The daily rate approach tends to be adopted by contractors who are used to charging slightly higher rates for their credentials and experience, or those who work with more valuable professional clients.
There are a number of benefits to this model that lead many contractors to charge on a day rate basis:
However, there can also be disadvantages to charging a daily rate:
Contractors who charge an hourly rate bill their clients for the total number of hours they deliver, and will usually invoice at the end of each week for every hour worked.
Hourly rates tend to be more common than daily rates, and are the norm among more junior contractors or projects with a lower budget. Generally, an hourly rate system will be used for your work.
There are a number of reasons why the hourly rate model has become so commonly used by contractors and clients:
These advantages will need to be weighed against the potential downsides inherent to this pay model:
As with daily rates, contractors who intend to charge an hourly rate should ensure that they set expectations with the client in advance, and ensure that mutually agreeable terms are laid out clearly in the contract before any work is delivered.
When considering whether to charge a day rate or an hourly rate, there is no simple right or wrong answer. It will depend on the specific details of the job, the expectations of both parties, the timescales involved and whether you have the flexibility to choose.
In order to decide which pay model will work the best, ask the following questions:
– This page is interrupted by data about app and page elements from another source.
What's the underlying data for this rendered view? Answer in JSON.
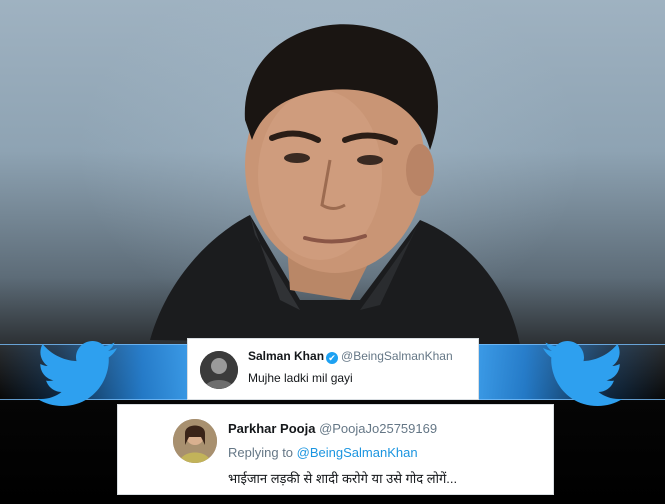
{
  "tweet_main": {
    "display_name": "Salman Khan",
    "handle": "@BeingSalmanKhan",
    "text": "Mujhe ladki mil gayi",
    "verified_icon": "✔"
  },
  "tweet_reply": {
    "display_name": "Parkhar Pooja",
    "handle": "@PoojaJo25759169",
    "replying_prefix": "Replying to",
    "replying_to": "@BeingSalmanKhan",
    "text": "भाईजान लड़की से शादी करोगे या उसे गोद लोगें..."
  },
  "decorations": {
    "icons": [
      "twitter-bird-icon"
    ],
    "accent_color": "#1da1f2"
  }
}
By determining which pay model you will choose, you will be able to work with your recruitment company to find roles that will suit your preferred method of working and payment. Deciding whether to charge a day rate or an hourly rate may also affect how umbrella companies assess your weekly salary and calculate any sick pay and holiday pay entitlements you will receive from them, so it is best to provide clarity on this as soon as possible.
To learn more about day rates vs hourly rates and how to determine the most effective way to charge for your services, get in touch with Sellick Partnership.